Friend to Wellesley Neuroscience
Members of the Wellesley community are invited to the Hubel Memorial on Nov. 16 (2pm, Memorial Church, Harvard Square). To honor his memory, the family has established a fund to support student travel to the annual Society for Neurosciences meeting, which is currently ongoing in San Diego. This is a terrific cause, and 100% of donated funds will go directly towards supporting the award. To contribute, go to
David Hubel, John Enders University Professor of Neurobiology, Emeritus at Harvard University and Distinguished Visiting Fellow at Wellesley College, died on Sunday, September 22. Many Wellesley students will remember David as their teacher and mentor during their time at Wellesley. We are grateful for all that he gave to the Neuroscience Program since its founding in 2007, and will miss his presence among us. However, his legacy at Wellesley will continue, as he established The David and Ruth Hubel Endowed Fund for Summer Internships in Neuroscience, which will provide support in perpetuity for our undergraduates engaged in summer research.

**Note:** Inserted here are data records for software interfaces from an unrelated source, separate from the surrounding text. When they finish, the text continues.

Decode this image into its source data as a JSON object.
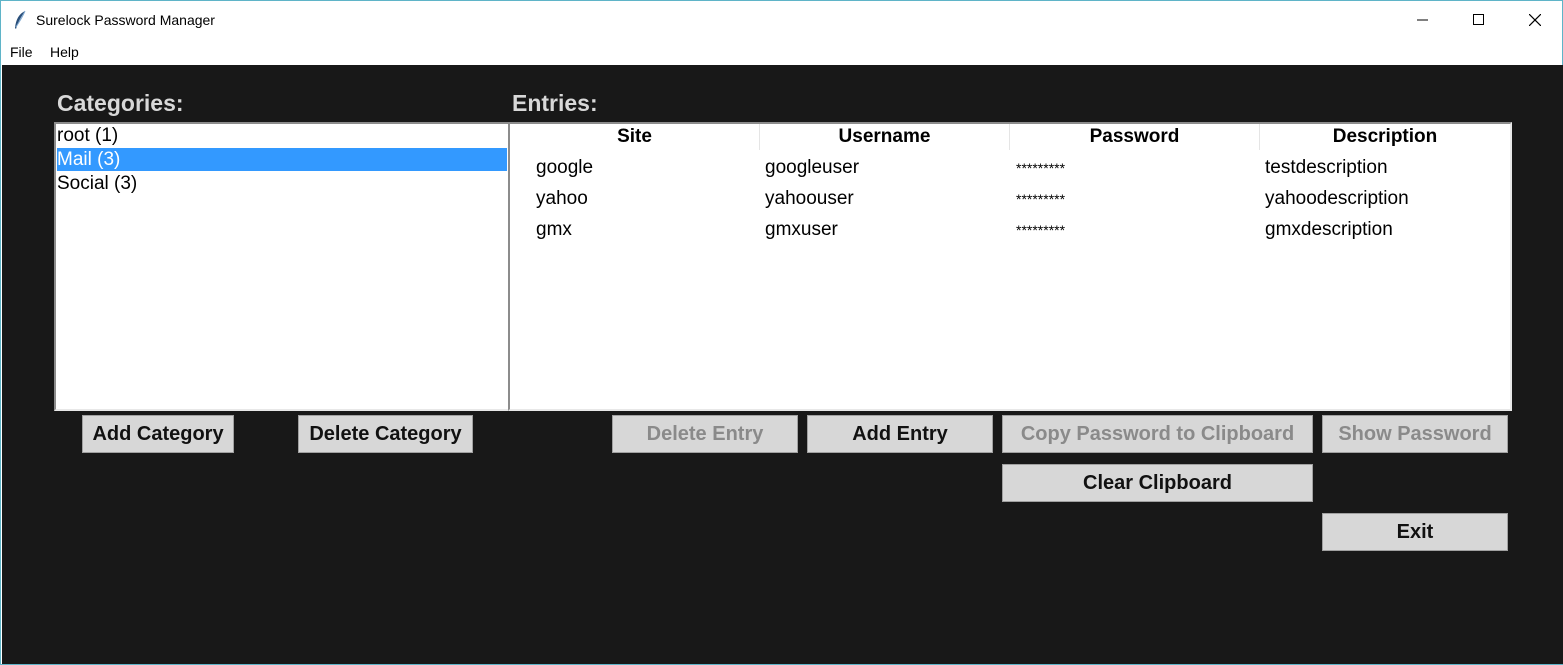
{
  "window": {
    "title": "Surelock Password Manager",
    "app_icon": "feather-icon",
    "controls": [
      "minimize-icon",
      "maximize-icon",
      "close-icon"
    ]
  },
  "menu": {
    "items": [
      {
        "label": "File"
      },
      {
        "label": "Help"
      }
    ]
  },
  "categories": {
    "label": "Categories:",
    "items": [
      {
        "label": "root (1)",
        "selected": false
      },
      {
        "label": "Mail (3)",
        "selected": true
      },
      {
        "label": "Social (3)",
        "selected": false
      }
    ],
    "buttons": {
      "add": "Add Category",
      "delete": "Delete Category"
    }
  },
  "entries": {
    "label": "Entries:",
    "columns": [
      "Site",
      "Username",
      "Password",
      "Description"
    ],
    "rows": [
      {
        "site": "google",
        "username": "googleuser",
        "password": "*********",
        "description": "testdescription"
      },
      {
        "site": "yahoo",
        "username": "yahoouser",
        "password": "*********",
        "description": "yahoodescription"
      },
      {
        "site": "gmx",
        "username": "gmxuser",
        "password": "*********",
        "description": "gmxdescription"
      }
    ],
    "buttons": {
      "delete": "Delete Entry",
      "add": "Add Entry",
      "copy": "Copy Password to Clipboard",
      "show": "Show Password",
      "clear": "Clear Clipboard",
      "exit": "Exit"
    }
  },
  "colors": {
    "background": "#181818",
    "selection": "#3399ff",
    "button": "#d7d7d7",
    "label": "#d8d8d8"
  }
}
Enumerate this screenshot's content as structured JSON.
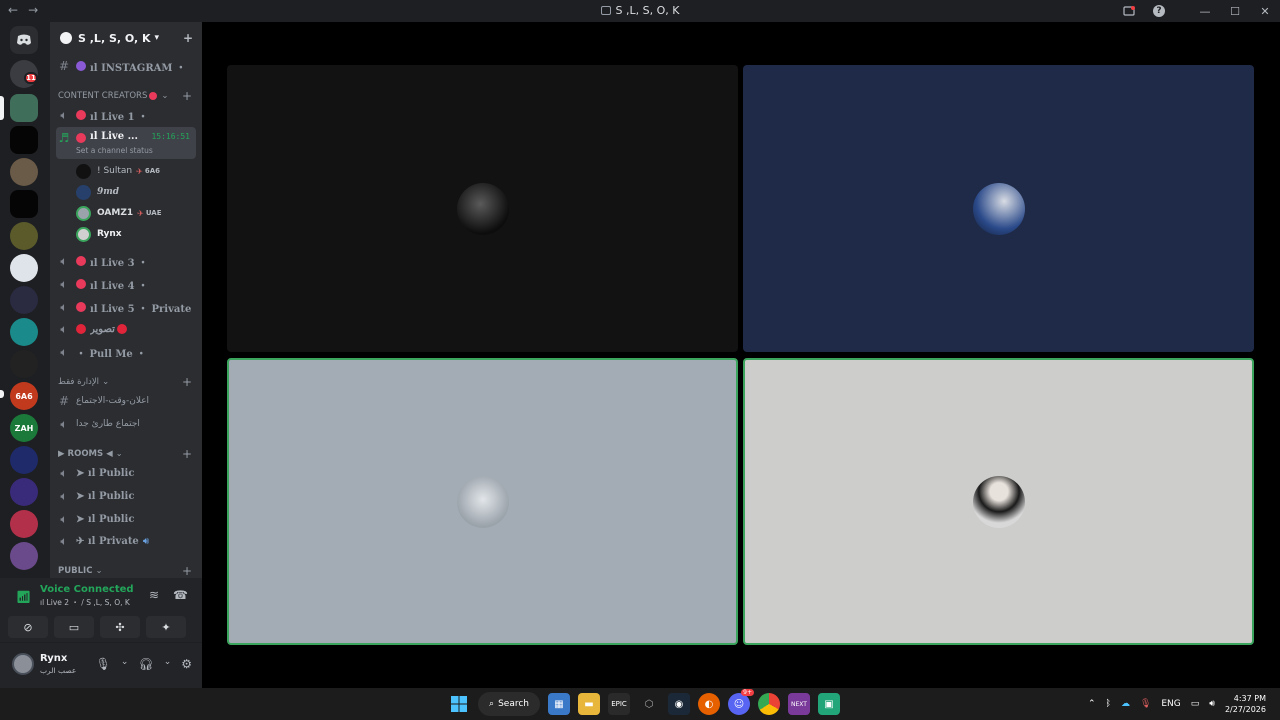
{
  "window": {
    "title": "S ,L, S, O, K"
  },
  "titlebar": {
    "back_icon": "←",
    "forward_icon": "→",
    "help_icon": "?",
    "minimize_icon": "—",
    "maximize_icon": "☐",
    "close_icon": "✕"
  },
  "guilds": {
    "badge_count": "11",
    "zah_label": "ZAH",
    "s6_label": "6A6"
  },
  "server": {
    "name": "S ,L, S, O, K"
  },
  "channels": {
    "instagram": "ıl INSTAGRAM ・",
    "content_creators_category": "CONTENT CREATORS",
    "live1": "ıl Live 1 ・",
    "live2": "ıl Live ...",
    "live2_time": "15:16:51",
    "live2_status": "Set a channel status",
    "voice_users": [
      {
        "name": "! Sultan",
        "tag": "6A6"
      },
      {
        "name": "9md",
        "tag": ""
      },
      {
        "name": "OAMZ1",
        "tag": "UAE"
      },
      {
        "name": "Rynx",
        "tag": ""
      }
    ],
    "live3": "ıl Live 3 ・",
    "live4": "ıl Live 4 ・",
    "live5": "ıl Live 5 ・ Private",
    "photography": "تصوير",
    "pull_me": "・ Pull Me ・",
    "admin_category": "الإدارة فقط",
    "meeting_announce": "اعلان-وقت-الاجتماع",
    "urgent_meeting": "اجتماع طارئ جدا",
    "rooms_category": "ROOMS",
    "public1": "➤ ıl Public",
    "public2": "➤ ıl Public",
    "public3": "➤ ıl Public",
    "private": "✈ ıl Private",
    "public_category": "PUBLIC"
  },
  "voice_panel": {
    "status": "Voice Connected",
    "location": "ıl Live 2 ・ / S ,L, S, O, K"
  },
  "user_panel": {
    "name": "Rynx",
    "status": "عصب الرب"
  },
  "taskbar": {
    "search_label": "Search",
    "lang": "ENG",
    "time": "4:37 PM",
    "date": "2/27/2026",
    "discord_badge": "9+"
  },
  "colors": {
    "accent_green": "#23a55a",
    "speaking_border": "#3ba55d",
    "live_red": "#e93a5b"
  }
}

Additional information about Dr. Hubel's life are found online:
Neuroscience is the study of the structure and function of neurons and how they are assembled to produce behaviors.
Neuroscience was implemented as a new interdisciplinary major in 1999, replacing the Psychobiology Program and providing a strong foundation in neuroscience and related courses.
Our students benefit from small classes and investigative labs in their introductory and advanced courses.
Our majors graduate with a liberal arts background and a strong foundation in neuroscience which allows them to proceed to medical school or attend top-ranked graduate neuroscience, cognitive science, and psychology Ph.D. programs, including UC Berkeley, UC San Diego, Duke, and Northwestern.
The best proof of the success of the Neuroscience Program:
- 60 percent of our graduates proceed to medical school;
- 15 percent of our graduates continue on with graduate work in neuroscience, psychology, or neuropsychology;
- 10 percent of our graduates pursue careers that intersect with neuroscience—for example, patent law or work in the biotech industry.